Every entry needs to be written out again exactly, with its pictures removed.
- Opening Delimiter -
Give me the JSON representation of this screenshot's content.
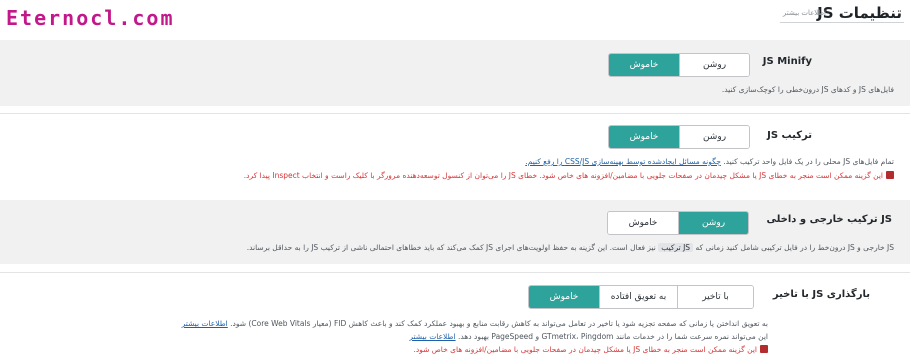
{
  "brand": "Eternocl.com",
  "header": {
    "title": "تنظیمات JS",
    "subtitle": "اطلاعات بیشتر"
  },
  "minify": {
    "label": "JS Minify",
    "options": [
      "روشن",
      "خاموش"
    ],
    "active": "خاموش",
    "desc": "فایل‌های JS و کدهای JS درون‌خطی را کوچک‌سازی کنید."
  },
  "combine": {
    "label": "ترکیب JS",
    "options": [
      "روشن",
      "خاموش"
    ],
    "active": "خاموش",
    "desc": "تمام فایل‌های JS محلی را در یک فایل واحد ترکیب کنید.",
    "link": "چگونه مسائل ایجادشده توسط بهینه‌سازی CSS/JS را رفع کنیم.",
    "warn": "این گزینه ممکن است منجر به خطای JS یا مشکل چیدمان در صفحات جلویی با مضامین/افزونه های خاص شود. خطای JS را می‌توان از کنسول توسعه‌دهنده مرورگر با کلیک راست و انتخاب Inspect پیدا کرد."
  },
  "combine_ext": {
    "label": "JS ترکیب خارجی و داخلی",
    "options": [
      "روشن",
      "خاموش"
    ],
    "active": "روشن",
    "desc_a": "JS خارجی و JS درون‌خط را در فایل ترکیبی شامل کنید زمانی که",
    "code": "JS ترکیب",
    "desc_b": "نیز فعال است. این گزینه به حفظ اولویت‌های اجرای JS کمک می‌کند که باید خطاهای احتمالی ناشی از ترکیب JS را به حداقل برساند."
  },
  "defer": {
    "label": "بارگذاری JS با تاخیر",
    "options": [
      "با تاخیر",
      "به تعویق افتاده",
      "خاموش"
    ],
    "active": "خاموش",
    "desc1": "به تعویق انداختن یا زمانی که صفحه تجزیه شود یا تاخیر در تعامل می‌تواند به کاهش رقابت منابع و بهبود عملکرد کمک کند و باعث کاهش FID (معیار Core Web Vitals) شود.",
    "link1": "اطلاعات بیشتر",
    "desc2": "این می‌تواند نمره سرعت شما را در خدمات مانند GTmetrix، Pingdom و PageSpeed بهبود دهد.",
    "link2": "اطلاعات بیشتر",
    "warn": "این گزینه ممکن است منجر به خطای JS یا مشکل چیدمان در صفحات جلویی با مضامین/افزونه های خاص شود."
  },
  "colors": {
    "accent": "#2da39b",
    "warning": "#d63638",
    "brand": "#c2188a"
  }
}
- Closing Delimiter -
Worked solution =>
Give me the JSON representation of this screenshot's content.
{
  "brand": "Eternocl.com",
  "header": {
    "title": "تنظیمات JS",
    "subtitle": "اطلاعات بیشتر"
  },
  "minify": {
    "label": "JS Minify",
    "options": [
      "روشن",
      "خاموش"
    ],
    "active": "خاموش",
    "desc": "فایل‌های JS و کدهای JS درون‌خطی را کوچک‌سازی کنید."
  },
  "combine": {
    "label": "ترکیب JS",
    "options": [
      "روشن",
      "خاموش"
    ],
    "active": "خاموش",
    "desc": "تمام فایل‌های JS محلی را در یک فایل واحد ترکیب کنید.",
    "link": "چگونه مسائل ایجادشده توسط بهینه‌سازی CSS/JS را رفع کنیم.",
    "warn": "این گزینه ممکن است منجر به خطای JS یا مشکل چیدمان در صفحات جلویی با مضامین/افزونه های خاص شود. خطای JS را می‌توان از کنسول توسعه‌دهنده مرورگر با کلیک راست و انتخاب Inspect پیدا کرد."
  },
  "combine_ext": {
    "label": "JS ترکیب خارجی و داخلی",
    "options": [
      "روشن",
      "خاموش"
    ],
    "active": "روشن",
    "desc_a": "JS خارجی و JS درون‌خط را در فایل ترکیبی شامل کنید زمانی که",
    "code": "JS ترکیب",
    "desc_b": "نیز فعال است. این گزینه به حفظ اولویت‌های اجرای JS کمک می‌کند که باید خطاهای احتمالی ناشی از ترکیب JS را به حداقل برساند."
  },
  "defer": {
    "label": "بارگذاری JS با تاخیر",
    "options": [
      "با تاخیر",
      "به تعویق افتاده",
      "خاموش"
    ],
    "active": "خاموش",
    "desc1": "به تعویق انداختن یا زمانی که صفحه تجزیه شود یا تاخیر در تعامل می‌تواند به کاهش رقابت منابع و بهبود عملکرد کمک کند و باعث کاهش FID (معیار Core Web Vitals) شود.",
    "link1": "اطلاعات بیشتر",
    "desc2": "این می‌تواند نمره سرعت شما را در خدمات مانند GTmetrix، Pingdom و PageSpeed بهبود دهد.",
    "link2": "اطلاعات بیشتر",
    "warn": "این گزینه ممکن است منجر به خطای JS یا مشکل چیدمان در صفحات جلویی با مضامین/افزونه های خاص شود."
  },
  "colors": {
    "accent": "#2da39b",
    "warning": "#d63638",
    "brand": "#c2188a"
  }
}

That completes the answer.